Supplied data Block Start
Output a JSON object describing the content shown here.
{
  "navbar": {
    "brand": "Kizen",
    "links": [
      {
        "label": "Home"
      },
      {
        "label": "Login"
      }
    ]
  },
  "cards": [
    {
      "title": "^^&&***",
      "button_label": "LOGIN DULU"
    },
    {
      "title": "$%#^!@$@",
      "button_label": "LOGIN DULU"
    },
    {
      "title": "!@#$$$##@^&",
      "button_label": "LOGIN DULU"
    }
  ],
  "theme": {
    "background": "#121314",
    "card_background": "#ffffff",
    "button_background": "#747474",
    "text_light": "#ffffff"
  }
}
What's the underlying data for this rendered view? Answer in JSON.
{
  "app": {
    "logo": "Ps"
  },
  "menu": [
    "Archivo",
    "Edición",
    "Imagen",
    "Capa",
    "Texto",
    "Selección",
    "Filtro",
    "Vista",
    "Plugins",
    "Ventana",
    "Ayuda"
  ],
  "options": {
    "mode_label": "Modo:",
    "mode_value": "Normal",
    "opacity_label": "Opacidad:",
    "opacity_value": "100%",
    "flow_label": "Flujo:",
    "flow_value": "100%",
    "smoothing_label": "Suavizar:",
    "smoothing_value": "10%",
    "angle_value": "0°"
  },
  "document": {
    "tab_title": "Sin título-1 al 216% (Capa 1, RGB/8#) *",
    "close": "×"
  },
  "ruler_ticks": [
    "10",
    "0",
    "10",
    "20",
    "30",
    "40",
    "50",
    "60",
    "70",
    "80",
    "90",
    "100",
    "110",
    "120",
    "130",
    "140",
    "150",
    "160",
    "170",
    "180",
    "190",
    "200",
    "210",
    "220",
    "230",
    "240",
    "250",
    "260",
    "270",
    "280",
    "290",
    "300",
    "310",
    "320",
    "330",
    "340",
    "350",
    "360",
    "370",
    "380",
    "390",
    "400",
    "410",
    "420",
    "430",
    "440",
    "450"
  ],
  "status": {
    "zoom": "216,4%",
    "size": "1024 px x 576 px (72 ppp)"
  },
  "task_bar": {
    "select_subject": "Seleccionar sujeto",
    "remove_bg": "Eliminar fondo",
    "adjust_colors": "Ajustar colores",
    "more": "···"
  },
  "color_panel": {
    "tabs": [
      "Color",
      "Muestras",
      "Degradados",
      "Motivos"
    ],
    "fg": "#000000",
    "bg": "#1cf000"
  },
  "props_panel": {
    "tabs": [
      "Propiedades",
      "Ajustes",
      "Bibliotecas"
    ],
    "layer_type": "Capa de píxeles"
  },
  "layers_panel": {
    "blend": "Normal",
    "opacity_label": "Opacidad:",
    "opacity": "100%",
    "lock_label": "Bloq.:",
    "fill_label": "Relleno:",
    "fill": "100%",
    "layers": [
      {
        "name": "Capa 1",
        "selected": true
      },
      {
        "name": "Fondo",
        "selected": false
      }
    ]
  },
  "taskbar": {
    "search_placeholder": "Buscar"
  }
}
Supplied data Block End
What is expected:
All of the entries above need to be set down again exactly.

Response to the task:
Output a JSON object describing the content shown here.
{
  "navbar": {
    "brand": "Kizen",
    "links": [
      {
        "label": "Home"
      },
      {
        "label": "Login"
      }
    ]
  },
  "cards": [
    {
      "title": "^^&&***",
      "button_label": "LOGIN DULU"
    },
    {
      "title": "$%#^!@$@",
      "button_label": "LOGIN DULU"
    },
    {
      "title": "!@#$$$##@^&",
      "button_label": "LOGIN DULU"
    }
  ],
  "theme": {
    "background": "#121314",
    "card_background": "#ffffff",
    "button_background": "#747474",
    "text_light": "#ffffff"
  }
}
What's the underlying data for this rendered view? Answer in JSON.
{
  "app": {
    "logo": "Ps"
  },
  "menu": [
    "Archivo",
    "Edición",
    "Imagen",
    "Capa",
    "Texto",
    "Selección",
    "Filtro",
    "Vista",
    "Plugins",
    "Ventana",
    "Ayuda"
  ],
  "options": {
    "mode_label": "Modo:",
    "mode_value": "Normal",
    "opacity_label": "Opacidad:",
    "opacity_value": "100%",
    "flow_label": "Flujo:",
    "flow_value": "100%",
    "smoothing_label": "Suavizar:",
    "smoothing_value": "10%",
    "angle_value": "0°"
  },
  "document": {
    "tab_title": "Sin título-1 al 216% (Capa 1, RGB/8#) *",
    "close": "×"
  },
  "ruler_ticks": [
    "10",
    "0",
    "10",
    "20",
    "30",
    "40",
    "50",
    "60",
    "70",
    "80",
    "90",
    "100",
    "110",
    "120",
    "130",
    "140",
    "150",
    "160",
    "170",
    "180",
    "190",
    "200",
    "210",
    "220",
    "230",
    "240",
    "250",
    "260",
    "270",
    "280",
    "290",
    "300",
    "310",
    "320",
    "330",
    "340",
    "350",
    "360",
    "370",
    "380",
    "390",
    "400",
    "410",
    "420",
    "430",
    "440",
    "450"
  ],
  "status": {
    "zoom": "216,4%",
    "size": "1024 px x 576 px (72 ppp)"
  },
  "task_bar": {
    "select_subject": "Seleccionar sujeto",
    "remove_bg": "Eliminar fondo",
    "adjust_colors": "Ajustar colores",
    "more": "···"
  },
  "color_panel": {
    "tabs": [
      "Color",
      "Muestras",
      "Degradados",
      "Motivos"
    ],
    "fg": "#000000",
    "bg": "#1cf000"
  },
  "props_panel": {
    "tabs": [
      "Propiedades",
      "Ajustes",
      "Bibliotecas"
    ],
    "layer_type": "Capa de píxeles"
  },
  "layers_panel": {
    "blend": "Normal",
    "opacity_label": "Opacidad:",
    "opacity": "100%",
    "lock_label": "Bloq.:",
    "fill_label": "Relleno:",
    "fill": "100%",
    "layers": [
      {
        "name": "Capa 1",
        "selected": true
      },
      {
        "name": "Fondo",
        "selected": false
      }
    ]
  },
  "taskbar": {
    "search_placeholder": "Buscar"
  }
}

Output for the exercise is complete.